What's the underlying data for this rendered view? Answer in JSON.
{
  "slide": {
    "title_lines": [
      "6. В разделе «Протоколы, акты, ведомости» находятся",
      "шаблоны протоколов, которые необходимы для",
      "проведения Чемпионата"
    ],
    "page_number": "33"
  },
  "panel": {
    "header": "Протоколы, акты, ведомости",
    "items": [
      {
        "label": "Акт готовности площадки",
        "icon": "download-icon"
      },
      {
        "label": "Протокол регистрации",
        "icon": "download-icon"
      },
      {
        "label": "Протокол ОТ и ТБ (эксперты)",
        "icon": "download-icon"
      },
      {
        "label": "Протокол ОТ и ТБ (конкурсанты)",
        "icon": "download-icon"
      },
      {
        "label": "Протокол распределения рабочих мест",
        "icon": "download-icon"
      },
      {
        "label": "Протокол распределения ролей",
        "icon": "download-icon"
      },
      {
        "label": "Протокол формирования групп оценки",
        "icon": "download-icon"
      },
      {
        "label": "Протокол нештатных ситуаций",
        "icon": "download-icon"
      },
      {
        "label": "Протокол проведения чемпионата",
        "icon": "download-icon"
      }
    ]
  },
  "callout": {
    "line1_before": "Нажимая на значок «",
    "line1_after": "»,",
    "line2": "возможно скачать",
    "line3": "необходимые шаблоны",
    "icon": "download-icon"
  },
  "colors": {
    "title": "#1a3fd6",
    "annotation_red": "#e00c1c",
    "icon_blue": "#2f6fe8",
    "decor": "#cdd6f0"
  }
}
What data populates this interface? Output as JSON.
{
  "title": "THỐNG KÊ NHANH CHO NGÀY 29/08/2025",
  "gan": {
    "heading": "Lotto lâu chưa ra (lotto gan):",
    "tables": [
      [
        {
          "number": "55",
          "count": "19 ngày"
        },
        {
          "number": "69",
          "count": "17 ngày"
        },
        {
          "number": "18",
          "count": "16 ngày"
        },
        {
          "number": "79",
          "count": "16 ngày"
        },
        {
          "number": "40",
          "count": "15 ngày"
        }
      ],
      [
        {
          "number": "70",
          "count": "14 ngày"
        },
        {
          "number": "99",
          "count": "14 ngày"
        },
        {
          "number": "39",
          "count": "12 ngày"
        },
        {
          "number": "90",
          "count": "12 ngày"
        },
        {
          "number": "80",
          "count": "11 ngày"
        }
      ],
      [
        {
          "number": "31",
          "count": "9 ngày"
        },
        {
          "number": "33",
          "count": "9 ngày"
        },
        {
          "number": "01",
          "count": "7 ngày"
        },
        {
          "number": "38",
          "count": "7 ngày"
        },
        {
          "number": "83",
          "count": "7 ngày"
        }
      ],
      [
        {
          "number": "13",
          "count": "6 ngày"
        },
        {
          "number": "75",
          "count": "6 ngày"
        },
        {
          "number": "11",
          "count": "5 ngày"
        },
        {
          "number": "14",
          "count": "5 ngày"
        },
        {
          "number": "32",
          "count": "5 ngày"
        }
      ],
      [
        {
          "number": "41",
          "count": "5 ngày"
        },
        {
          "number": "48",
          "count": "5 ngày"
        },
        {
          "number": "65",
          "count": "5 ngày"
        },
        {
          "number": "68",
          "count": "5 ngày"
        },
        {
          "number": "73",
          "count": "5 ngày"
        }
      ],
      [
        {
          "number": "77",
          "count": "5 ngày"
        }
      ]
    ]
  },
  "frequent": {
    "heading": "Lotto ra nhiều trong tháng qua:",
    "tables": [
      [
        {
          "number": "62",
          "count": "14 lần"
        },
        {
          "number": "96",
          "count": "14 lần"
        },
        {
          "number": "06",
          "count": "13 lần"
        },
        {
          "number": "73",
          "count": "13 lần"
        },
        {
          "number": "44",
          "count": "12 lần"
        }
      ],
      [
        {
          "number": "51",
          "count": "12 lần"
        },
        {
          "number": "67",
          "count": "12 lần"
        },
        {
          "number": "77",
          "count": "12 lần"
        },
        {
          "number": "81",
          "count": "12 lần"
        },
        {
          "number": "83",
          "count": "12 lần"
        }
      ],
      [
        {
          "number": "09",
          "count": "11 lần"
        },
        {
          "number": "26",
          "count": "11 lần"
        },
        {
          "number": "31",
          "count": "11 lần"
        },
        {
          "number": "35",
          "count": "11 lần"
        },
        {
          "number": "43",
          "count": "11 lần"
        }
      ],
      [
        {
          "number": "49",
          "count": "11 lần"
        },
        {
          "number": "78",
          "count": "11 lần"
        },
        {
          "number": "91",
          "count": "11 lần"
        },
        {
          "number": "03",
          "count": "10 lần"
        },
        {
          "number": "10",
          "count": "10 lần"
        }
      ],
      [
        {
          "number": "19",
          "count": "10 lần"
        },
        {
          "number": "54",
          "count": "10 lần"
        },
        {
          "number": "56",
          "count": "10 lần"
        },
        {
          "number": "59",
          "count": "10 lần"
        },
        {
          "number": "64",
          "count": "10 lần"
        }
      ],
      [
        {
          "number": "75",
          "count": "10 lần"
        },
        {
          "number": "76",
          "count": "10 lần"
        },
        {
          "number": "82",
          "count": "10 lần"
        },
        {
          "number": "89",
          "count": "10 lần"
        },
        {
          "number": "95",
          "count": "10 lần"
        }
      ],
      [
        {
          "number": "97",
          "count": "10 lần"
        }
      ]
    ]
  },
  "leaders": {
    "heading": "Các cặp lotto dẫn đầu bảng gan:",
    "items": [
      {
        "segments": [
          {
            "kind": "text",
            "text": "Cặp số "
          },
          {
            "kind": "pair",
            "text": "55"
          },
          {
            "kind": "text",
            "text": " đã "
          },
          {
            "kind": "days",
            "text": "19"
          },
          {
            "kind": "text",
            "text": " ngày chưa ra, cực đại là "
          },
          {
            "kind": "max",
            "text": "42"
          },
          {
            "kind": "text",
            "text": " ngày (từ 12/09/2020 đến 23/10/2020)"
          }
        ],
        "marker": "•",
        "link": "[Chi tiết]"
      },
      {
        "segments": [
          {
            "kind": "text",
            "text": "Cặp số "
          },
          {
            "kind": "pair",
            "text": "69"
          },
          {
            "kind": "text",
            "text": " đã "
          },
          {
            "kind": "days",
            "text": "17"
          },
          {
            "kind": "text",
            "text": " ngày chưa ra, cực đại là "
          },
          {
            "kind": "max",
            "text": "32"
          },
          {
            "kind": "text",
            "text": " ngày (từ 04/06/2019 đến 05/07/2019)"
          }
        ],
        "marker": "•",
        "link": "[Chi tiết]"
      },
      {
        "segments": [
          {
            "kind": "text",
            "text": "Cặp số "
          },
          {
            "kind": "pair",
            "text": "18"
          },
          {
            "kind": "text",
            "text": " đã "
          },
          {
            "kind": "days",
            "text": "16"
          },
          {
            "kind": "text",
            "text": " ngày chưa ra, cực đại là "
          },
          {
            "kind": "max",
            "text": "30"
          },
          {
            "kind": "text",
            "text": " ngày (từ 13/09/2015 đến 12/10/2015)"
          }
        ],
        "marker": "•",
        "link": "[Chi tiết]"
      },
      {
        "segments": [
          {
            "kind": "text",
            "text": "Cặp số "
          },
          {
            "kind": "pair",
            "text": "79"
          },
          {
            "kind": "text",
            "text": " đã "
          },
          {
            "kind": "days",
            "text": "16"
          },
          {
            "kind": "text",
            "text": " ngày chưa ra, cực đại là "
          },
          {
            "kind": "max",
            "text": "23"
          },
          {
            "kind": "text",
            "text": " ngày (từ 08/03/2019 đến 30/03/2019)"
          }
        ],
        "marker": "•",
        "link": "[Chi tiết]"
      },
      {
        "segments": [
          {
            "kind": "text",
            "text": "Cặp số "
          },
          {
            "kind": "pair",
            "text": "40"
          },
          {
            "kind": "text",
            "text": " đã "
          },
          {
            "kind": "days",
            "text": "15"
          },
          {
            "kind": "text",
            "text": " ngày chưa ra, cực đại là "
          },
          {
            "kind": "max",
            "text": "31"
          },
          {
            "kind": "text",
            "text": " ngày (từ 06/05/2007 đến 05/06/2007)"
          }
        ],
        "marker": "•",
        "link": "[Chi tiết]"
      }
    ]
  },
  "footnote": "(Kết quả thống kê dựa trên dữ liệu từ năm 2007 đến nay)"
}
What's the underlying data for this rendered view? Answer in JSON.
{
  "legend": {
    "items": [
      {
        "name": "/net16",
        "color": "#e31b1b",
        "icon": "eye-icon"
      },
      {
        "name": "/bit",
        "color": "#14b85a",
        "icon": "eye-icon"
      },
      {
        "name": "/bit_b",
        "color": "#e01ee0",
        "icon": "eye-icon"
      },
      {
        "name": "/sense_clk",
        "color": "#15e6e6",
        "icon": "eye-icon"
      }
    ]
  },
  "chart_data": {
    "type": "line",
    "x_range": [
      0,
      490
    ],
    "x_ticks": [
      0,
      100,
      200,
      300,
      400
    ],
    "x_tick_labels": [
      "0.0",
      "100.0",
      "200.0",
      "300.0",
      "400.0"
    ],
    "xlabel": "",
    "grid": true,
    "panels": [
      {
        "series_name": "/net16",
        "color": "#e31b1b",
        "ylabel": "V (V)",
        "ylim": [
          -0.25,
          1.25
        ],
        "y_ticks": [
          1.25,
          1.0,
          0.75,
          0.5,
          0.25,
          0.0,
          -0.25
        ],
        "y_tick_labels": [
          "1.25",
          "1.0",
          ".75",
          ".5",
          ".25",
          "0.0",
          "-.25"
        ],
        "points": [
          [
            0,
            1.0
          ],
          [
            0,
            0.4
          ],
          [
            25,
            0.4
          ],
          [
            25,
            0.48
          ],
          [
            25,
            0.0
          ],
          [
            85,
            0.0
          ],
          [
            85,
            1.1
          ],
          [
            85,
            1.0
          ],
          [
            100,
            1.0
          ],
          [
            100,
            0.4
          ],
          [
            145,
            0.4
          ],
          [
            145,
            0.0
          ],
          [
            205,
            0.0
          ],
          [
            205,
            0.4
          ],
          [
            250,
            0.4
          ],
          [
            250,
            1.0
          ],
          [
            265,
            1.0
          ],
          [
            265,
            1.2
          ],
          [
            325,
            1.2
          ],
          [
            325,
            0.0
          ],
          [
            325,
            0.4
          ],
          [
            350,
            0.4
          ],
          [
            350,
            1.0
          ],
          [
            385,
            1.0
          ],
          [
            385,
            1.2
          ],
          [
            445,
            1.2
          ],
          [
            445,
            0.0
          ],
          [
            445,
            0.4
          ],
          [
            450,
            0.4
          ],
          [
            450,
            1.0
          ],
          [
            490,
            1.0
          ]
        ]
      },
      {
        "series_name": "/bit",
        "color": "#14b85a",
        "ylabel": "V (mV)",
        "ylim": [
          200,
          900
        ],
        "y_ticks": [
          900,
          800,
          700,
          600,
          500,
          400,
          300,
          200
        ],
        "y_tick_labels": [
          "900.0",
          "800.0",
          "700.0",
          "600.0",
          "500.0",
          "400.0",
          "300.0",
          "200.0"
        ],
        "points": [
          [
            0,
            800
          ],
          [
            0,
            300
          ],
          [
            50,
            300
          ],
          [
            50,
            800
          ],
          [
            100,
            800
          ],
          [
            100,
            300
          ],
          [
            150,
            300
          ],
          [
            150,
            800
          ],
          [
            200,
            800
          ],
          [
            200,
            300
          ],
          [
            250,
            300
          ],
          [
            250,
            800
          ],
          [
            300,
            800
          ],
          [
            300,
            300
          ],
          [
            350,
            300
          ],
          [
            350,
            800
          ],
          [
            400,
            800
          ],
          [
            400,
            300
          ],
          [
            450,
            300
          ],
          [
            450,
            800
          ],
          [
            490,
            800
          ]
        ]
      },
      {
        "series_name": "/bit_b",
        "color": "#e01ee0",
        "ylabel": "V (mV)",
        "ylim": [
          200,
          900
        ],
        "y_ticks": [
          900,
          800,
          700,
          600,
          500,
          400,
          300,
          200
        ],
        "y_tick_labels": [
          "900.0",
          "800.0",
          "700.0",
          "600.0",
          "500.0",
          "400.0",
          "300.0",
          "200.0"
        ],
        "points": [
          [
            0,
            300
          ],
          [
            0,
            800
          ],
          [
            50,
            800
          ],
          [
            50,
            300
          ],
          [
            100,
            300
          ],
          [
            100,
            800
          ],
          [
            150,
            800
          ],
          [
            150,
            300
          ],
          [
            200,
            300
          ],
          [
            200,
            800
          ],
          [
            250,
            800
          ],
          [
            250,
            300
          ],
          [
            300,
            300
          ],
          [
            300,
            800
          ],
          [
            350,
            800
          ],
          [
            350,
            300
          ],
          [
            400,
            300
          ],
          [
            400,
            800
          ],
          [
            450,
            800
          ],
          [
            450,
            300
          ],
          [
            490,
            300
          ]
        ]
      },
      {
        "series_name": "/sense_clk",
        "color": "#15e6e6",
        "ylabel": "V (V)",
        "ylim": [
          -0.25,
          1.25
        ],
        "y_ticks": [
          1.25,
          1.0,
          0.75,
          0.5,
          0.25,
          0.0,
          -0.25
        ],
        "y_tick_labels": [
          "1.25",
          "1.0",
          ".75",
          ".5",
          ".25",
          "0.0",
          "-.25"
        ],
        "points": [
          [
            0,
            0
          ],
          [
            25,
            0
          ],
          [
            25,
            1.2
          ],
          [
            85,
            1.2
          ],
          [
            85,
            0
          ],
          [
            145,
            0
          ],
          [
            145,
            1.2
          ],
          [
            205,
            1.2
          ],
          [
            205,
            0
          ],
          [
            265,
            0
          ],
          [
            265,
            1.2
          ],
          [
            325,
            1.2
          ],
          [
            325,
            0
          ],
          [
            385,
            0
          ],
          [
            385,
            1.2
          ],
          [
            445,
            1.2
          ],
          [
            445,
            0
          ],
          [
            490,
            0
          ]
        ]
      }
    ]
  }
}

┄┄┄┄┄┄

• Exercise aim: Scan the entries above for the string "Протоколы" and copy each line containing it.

• Answer:
      "6. В разделе «Протоколы, акты, ведомости» находятся",
    "header": "Протоколы, акты, ведомости",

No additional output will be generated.